In sampling the distributions of input parameters, ConsExpo nano observes limits of validity on the parameters. If samples of parameter inputs are encountered with one or more parameter values outside the validity domain (e.g. negative body weight, a weight fraction larger than 1), the sample is discarded and a new sample is drawn.

ConsExpo nano supports the following distributions:

Normal               

Requires the mean µ and standard deviation σ as input. The distribution is defined by the probability density function:

https://www.rivm.nl/sites/default/files/2019-12/normaal.png

 Log Normal       

Requires the median µ andgeometric standard deviation (GSD) as input.
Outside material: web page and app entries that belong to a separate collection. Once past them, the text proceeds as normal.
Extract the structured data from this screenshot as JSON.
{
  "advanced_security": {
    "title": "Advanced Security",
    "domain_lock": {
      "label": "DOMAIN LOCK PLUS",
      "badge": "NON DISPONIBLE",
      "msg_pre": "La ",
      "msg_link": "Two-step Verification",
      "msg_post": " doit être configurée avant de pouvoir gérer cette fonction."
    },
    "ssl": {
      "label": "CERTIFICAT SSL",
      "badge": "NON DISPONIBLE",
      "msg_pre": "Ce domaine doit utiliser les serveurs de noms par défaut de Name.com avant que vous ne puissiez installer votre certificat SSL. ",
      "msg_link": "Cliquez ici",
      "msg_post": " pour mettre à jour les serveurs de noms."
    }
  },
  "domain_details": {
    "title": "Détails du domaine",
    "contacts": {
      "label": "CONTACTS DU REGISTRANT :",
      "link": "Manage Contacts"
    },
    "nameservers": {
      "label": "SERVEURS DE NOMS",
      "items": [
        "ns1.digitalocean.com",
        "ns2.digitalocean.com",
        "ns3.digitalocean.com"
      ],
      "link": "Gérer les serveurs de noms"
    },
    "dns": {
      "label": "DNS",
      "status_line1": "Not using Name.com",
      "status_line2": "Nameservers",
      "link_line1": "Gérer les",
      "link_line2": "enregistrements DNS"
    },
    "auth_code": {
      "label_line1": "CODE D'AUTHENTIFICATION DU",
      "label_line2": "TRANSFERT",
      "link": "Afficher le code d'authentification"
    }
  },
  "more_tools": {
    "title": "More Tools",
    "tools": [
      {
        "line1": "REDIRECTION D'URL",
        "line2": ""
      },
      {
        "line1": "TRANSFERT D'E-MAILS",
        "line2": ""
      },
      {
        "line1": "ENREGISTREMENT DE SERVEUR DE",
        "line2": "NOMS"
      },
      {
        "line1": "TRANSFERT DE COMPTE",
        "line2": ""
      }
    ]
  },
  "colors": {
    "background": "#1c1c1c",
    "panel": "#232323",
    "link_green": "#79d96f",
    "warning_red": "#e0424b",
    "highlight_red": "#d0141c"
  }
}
The probability density is defined as:

https://www.rivm.nl/sites/default/files/2019-12/log_0.png

and

σ=log(GSD)

Uniform             
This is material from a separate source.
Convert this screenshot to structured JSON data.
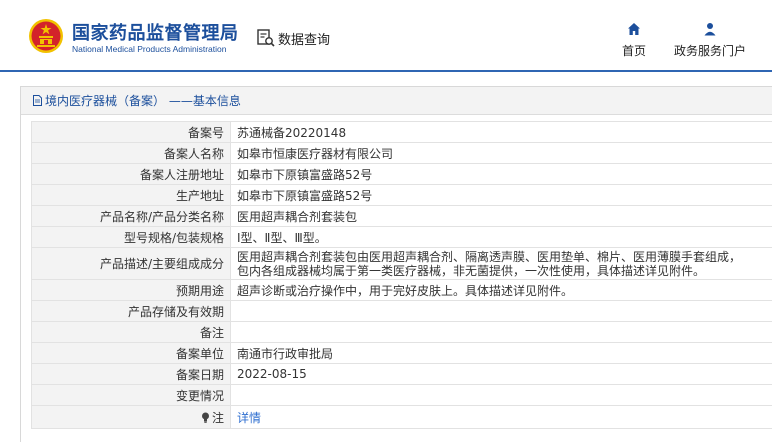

Input is required on a lower bound xo and an upper bound x1 of the distribution. The probability density is defined as:

https://www.rivm.nl/sites/default/files/2019-12/uniform.png

Triangular          

Requires as input (a) location (minimum), (b) scale (maximum) and (c) shape (maximal probability). The probability density varies between the minimum and maximum values and has maximum probability at the ‘shape’. It is defined as:

https://www.rivm.nl/sites/default/files/2019-12/triangular.png

Beta         

The Beta distribution can be used to specify probabilities between 0 and 1. Specification requires input on two positive shape parameters α and β.

For guidance on the use of the Beta-distribution see for example Information Technology Laboratory (2012).

Bermudez, E., J. B. Mangum, B. A. Wong, B. Asgharian, P. M. Hext, D. B. Warheit and J. I. Everitt (2004). "Pulmonary responses of mice, rats, and hamsters to subchronic inhalation of ultrafine titanium dioxide particles." Toxicological Sciences 77(2): 347-357.

Hedwig M Braakhuis, Margriet VDZ Park, Ilse Gosens, Wim H De Jong and Flemming R Cassee (2014). “Physicochemical characteristics of nanomaterials that affect pulmonary inflammation”. Particle and Fibre Toxicology, 11:18

Delmaar, J.E., M.V.D.Z. Park, J.G.M. van Engelen (2005). “ConsExpo, Consumer Exposure and Uptake Models. Program Manuel”. Bilthoven, The Netherlands: National Institute for Public Health and the Environment (RIVMNational Institute for Public Health and the Environment ). RIVM Report no. 320104004

Delmaar JE, Bremmer HJ (2010). “The ConsExpo spray model - Modelling and experimental validation of the inhalation exposure of consumers to aerosols from spray cans and trigger sprays”. Bilthoven, The Netherlands: National Institute for Public Health and the Environment (RIVM). RIVM Report 320104005

ICRP 66, (1994). Human Respiratory Tract Model for Radiological Protection.

ICRP, (2015). Occupational Intakes of Radionuclides: Part 1. ICRP Publication 130. Ann. ICRP 44(2).

MPPD model. https://www.ara.com.  Accessed 30-09-2019.

Morrow PE. (1988). Possible Mechanisms to Explain Dust Overloading of the Lungs. Fund. Appl. Tox. 10: 369-384.

National Institute of Standards and Technology Information Technology Laboratory (2012). "NIST/SEMATECH e-Handbook of Statistical Methods 1.3.6.6.17. Beta Distribution". April 2012. Accessed 16/10/2019.